The historic Owen Theatre in downtown Seymour has closed its doors.
Hopefully, only for a couple of months because of the national COVID-19 pandemic.
Dan Wehmer, president of the Seymour Area Arts Council, which owns the venue on the south side of the Seymour square, announced Monday that all of the Owen’s shows for March and April had been postponed.
The council’s board met last Friday for an emergency meeting and determined to cancel several shows, including concerts by “Turnbo Creek” this Saturday, Lulu Roman on April 3 and Randle Chowning on April 18.
Roman’s gospel concert has a new date of Saturday, July 18.
Tickets sold in advance for Roman’s concert will be good for the July concert. Wehmer said new tickets won’t be printed; Owen officials will just use the old ones for the new date.
Make-up dates for Turnbo Creek and Randle Chowning haven’t yet been set.
“Right now, we’re hesitant to do that because of the national pandemic with COVID-19,” Wehmer said.
“We really don’t know when it will be safe to assemble people in large numbers for a concert, but we felt the July date was safe for the Lulu Roman show.”
Wehmer added that it’s “very likely” a pair of concerts set for May will be postponed.
“I’m not optimistic that we’ll be able to hold our May events,” he said. “In fact, we’ll be in contact this week with both of those performers to discuss alternatives.”
In concert on May 2 is “Creek Rocks,” featuring Mark and Cindy Bilyeu.

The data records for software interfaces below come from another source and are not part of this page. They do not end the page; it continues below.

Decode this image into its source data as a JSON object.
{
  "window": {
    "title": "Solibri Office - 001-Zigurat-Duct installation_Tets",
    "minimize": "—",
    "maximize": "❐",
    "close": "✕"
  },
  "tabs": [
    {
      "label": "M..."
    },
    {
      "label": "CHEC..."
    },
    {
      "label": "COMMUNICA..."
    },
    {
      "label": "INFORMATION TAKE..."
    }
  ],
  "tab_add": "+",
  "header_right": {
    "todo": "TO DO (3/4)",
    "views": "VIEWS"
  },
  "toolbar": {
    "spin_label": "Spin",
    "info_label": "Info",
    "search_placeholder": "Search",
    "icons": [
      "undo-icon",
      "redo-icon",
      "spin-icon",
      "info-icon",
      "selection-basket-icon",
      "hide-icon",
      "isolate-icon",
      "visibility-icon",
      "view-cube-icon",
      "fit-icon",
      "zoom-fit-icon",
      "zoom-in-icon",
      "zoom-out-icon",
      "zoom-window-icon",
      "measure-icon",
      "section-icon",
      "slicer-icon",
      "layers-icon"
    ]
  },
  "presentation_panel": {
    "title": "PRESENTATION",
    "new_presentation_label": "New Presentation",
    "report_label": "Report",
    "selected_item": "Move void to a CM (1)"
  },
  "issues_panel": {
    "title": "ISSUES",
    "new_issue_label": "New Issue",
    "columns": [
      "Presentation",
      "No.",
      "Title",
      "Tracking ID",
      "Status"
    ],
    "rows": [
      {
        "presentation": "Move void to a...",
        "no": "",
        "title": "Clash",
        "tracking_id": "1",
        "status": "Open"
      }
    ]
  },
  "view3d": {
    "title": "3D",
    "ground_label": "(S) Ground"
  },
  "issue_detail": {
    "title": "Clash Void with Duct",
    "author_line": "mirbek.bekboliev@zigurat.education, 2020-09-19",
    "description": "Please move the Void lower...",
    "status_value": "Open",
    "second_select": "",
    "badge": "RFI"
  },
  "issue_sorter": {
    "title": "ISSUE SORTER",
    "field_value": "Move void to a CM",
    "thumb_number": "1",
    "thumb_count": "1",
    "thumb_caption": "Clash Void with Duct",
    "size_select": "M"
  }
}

“They opened the Owen for us as our first concert in the spring of 2018,” Wehmer said. “We really want to have them back almost exactly two years and 40 concerts later, but I really feel this concert will have to be postponed and that the first chance we’ll have this year to bring concerts back to the Owen won’t arrive until June or even later.”
He said the Owen was off to its best start in its third year.
Through four concerts, the average crowd was 103 in the venue that has 138 seats.
Net profit at that quartet of concerts was nearly $4,500, Owen officials said.
“For us, the coronavirus has been devastating,” Wehmer said. “We had a lot of momentum and our best lineup of performers ever. Enthusiasm has built with each show.
“Then came a national tragedy that’s much bigger than the Owen Theatre.”